§ **Task prompt**:
Pick each line containing the word "Export" out of the data below.

§ **Listed records**:

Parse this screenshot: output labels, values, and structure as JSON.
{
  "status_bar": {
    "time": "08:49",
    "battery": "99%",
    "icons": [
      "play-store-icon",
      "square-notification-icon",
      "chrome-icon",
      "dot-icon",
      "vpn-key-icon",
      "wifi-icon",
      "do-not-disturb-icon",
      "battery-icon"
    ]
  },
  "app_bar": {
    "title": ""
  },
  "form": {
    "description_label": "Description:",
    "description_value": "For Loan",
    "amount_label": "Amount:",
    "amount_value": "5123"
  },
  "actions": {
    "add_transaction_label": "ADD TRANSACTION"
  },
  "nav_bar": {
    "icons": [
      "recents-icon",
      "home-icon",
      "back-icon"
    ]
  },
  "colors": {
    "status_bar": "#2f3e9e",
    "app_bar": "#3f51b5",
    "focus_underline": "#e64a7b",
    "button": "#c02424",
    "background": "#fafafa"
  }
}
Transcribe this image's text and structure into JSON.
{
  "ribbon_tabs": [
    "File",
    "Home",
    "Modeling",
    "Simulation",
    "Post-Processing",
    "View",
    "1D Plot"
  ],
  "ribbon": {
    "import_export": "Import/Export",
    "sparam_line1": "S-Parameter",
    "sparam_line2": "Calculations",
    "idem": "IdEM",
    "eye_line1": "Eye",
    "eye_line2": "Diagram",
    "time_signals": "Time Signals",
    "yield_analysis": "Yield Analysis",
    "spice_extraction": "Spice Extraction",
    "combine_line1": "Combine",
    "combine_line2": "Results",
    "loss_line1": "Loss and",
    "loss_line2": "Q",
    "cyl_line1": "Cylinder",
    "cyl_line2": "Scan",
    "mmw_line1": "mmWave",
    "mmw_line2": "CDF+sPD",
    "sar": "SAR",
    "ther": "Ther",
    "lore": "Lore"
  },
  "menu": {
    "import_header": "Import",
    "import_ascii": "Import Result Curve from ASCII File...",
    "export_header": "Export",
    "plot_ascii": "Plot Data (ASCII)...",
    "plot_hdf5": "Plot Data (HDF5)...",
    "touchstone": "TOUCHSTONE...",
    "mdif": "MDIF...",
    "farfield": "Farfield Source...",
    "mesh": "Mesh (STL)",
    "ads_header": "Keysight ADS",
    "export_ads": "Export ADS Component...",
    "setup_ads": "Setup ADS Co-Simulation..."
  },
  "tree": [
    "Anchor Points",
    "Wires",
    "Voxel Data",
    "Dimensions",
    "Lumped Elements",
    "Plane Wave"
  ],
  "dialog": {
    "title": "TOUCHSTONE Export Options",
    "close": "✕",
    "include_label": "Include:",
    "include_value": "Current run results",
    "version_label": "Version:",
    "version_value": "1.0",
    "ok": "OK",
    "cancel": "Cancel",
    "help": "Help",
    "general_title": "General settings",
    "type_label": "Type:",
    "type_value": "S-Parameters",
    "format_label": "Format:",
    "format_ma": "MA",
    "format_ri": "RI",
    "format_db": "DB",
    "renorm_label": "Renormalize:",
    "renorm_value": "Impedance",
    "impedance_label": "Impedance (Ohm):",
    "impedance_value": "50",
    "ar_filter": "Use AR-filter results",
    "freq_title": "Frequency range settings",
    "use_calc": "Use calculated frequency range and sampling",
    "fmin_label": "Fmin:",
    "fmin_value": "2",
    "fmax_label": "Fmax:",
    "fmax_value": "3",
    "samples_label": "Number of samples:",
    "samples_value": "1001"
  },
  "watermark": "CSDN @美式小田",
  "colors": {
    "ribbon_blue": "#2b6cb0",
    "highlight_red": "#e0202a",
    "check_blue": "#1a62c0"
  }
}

§ **Solution**:
    "import_export": "Import/Export",
    "export_header": "Export",
    "export_ads": "Export ADS Component...",
    "title": "TOUCHSTONE Export Options",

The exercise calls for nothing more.